■ What the exercise asks
In your answer, give each entry again exactly as it appears.

■ Study material

--------

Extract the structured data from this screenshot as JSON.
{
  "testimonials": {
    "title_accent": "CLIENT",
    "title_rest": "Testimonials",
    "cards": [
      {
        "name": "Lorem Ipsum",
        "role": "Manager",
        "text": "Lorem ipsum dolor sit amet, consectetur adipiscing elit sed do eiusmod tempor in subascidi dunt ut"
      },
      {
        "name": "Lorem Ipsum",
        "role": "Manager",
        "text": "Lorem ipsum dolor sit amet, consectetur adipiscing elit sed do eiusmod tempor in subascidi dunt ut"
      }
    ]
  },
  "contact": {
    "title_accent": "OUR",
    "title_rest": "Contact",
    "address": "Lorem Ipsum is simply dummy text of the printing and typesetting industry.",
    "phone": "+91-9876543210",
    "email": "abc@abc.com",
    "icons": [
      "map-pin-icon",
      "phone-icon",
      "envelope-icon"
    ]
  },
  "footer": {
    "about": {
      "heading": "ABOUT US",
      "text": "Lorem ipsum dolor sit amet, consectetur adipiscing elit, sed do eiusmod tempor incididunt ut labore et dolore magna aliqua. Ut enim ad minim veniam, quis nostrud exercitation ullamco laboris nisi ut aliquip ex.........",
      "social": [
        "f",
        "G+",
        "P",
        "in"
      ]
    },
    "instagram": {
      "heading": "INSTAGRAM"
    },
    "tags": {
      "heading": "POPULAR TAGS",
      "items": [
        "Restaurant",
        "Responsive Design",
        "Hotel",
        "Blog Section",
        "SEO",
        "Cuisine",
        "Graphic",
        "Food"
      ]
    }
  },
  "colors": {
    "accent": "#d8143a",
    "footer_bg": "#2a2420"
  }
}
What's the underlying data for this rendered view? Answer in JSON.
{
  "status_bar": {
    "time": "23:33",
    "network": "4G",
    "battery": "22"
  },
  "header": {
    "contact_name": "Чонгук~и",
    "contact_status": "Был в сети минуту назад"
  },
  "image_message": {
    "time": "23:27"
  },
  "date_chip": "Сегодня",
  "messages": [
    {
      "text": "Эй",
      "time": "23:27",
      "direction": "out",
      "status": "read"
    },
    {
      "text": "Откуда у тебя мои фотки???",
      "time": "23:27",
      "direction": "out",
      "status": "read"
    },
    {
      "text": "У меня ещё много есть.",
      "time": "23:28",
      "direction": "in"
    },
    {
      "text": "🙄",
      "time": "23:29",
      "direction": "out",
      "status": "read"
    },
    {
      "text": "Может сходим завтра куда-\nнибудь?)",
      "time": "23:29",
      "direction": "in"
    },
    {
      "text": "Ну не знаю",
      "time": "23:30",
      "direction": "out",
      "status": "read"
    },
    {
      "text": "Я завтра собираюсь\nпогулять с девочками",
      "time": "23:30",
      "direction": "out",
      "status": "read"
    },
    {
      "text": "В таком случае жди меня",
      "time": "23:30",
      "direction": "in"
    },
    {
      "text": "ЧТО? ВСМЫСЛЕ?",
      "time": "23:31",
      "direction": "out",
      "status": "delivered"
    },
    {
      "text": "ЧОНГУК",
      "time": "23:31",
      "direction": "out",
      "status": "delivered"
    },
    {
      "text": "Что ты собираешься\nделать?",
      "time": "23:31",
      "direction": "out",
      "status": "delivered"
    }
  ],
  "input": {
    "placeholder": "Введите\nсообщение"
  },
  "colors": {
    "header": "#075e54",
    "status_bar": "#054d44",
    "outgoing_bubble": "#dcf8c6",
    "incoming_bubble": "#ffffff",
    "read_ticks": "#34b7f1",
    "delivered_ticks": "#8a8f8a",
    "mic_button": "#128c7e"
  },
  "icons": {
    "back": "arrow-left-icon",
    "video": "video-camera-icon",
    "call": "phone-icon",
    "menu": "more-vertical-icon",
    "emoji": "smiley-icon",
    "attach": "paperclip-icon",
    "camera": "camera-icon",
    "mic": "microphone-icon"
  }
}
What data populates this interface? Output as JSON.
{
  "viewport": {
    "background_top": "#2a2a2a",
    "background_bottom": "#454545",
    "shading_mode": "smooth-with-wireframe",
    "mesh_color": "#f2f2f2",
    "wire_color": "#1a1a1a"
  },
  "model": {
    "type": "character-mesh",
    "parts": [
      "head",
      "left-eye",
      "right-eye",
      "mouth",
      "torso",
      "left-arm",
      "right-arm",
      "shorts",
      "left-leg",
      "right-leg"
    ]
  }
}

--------

■ Task answer
Extract the structured data from this screenshot as JSON.
{
  "testimonials": {
    "title_accent": "CLIENT",
    "title_rest": "Testimonials",
    "cards": [
      {
        "name": "Lorem Ipsum",
        "role": "Manager",
        "text": "Lorem ipsum dolor sit amet, consectetur adipiscing elit sed do eiusmod tempor in subascidi dunt ut"
      },
      {
        "name": "Lorem Ipsum",
        "role": "Manager",
        "text": "Lorem ipsum dolor sit amet, consectetur adipiscing elit sed do eiusmod tempor in subascidi dunt ut"
      }
    ]
  },
  "contact": {
    "title_accent": "OUR",
    "title_rest": "Contact",
    "address": "Lorem Ipsum is simply dummy text of the printing and typesetting industry.",
    "phone": "+91-9876543210",
    "email": "abc@abc.com",
    "icons": [
      "map-pin-icon",
      "phone-icon",
      "envelope-icon"
    ]
  },
  "footer": {
    "about": {
      "heading": "ABOUT US",
      "text": "Lorem ipsum dolor sit amet, consectetur adipiscing elit, sed do eiusmod tempor incididunt ut labore et dolore magna aliqua. Ut enim ad minim veniam, quis nostrud exercitation ullamco laboris nisi ut aliquip ex.........",
      "social": [
        "f",
        "G+",
        "P",
        "in"
      ]
    },
    "instagram": {
      "heading": "INSTAGRAM"
    },
    "tags": {
      "heading": "POPULAR TAGS",
      "items": [
        "Restaurant",
        "Responsive Design",
        "Hotel",
        "Blog Section",
        "SEO",
        "Cuisine",
        "Graphic",
        "Food"
      ]
    }
  },
  "colors": {
    "accent": "#d8143a",
    "footer_bg": "#2a2420"
  }
}
What's the underlying data for this rendered view? Answer in JSON.
{
  "status_bar": {
    "time": "23:33",
    "network": "4G",
    "battery": "22"
  },
  "header": {
    "contact_name": "Чонгук~и",
    "contact_status": "Был в сети минуту назад"
  },
  "image_message": {
    "time": "23:27"
  },
  "date_chip": "Сегодня",
  "messages": [
    {
      "text": "Эй",
      "time": "23:27",
      "direction": "out",
      "status": "read"
    },
    {
      "text": "Откуда у тебя мои фотки???",
      "time": "23:27",
      "direction": "out",
      "status": "read"
    },
    {
      "text": "У меня ещё много есть.",
      "time": "23:28",
      "direction": "in"
    },
    {
      "text": "🙄",
      "time": "23:29",
      "direction": "out",
      "status": "read"
    },
    {
      "text": "Может сходим завтра куда-\nнибудь?)",
      "time": "23:29",
      "direction": "in"
    },
    {
      "text": "Ну не знаю",
      "time": "23:30",
      "direction": "out",
      "status": "read"
    },
    {
      "text": "Я завтра собираюсь\nпогулять с девочками",
      "time": "23:30",
      "direction": "out",
      "status": "read"
    },
    {
      "text": "В таком случае жди меня",
      "time": "23:30",
      "direction": "in"
    },
    {
      "text": "ЧТО? ВСМЫСЛЕ?",
      "time": "23:31",
      "direction": "out",
      "status": "delivered"
    },
    {
      "text": "ЧОНГУК",
      "time": "23:31",
      "direction": "out",
      "status": "delivered"
    },
    {
      "text": "Что ты собираешься\nделать?",
      "time": "23:31",
      "direction": "out",
      "status": "delivered"
    }
  ],
  "input": {
    "placeholder": "Введите\nсообщение"
  },
  "colors": {
    "header": "#075e54",
    "status_bar": "#054d44",
    "outgoing_bubble": "#dcf8c6",
    "incoming_bubble": "#ffffff",
    "read_ticks": "#34b7f1",
    "delivered_ticks": "#8a8f8a",
    "mic_button": "#128c7e"
  },
  "icons": {
    "back": "arrow-left-icon",
    "video": "video-camera-icon",
    "call": "phone-icon",
    "menu": "more-vertical-icon",
    "emoji": "smiley-icon",
    "attach": "paperclip-icon",
    "camera": "camera-icon",
    "mic": "microphone-icon"
  }
}
What data populates this interface? Output as JSON.
{
  "viewport": {
    "background_top": "#2a2a2a",
    "background_bottom": "#454545",
    "shading_mode": "smooth-with-wireframe",
    "mesh_color": "#f2f2f2",
    "wire_color": "#1a1a1a"
  },
  "model": {
    "type": "character-mesh",
    "parts": [
      "head",
      "left-eye",
      "right-eye",
      "mouth",
      "torso",
      "left-arm",
      "right-arm",
      "shorts",
      "left-leg",
      "right-leg"
    ]
  }
}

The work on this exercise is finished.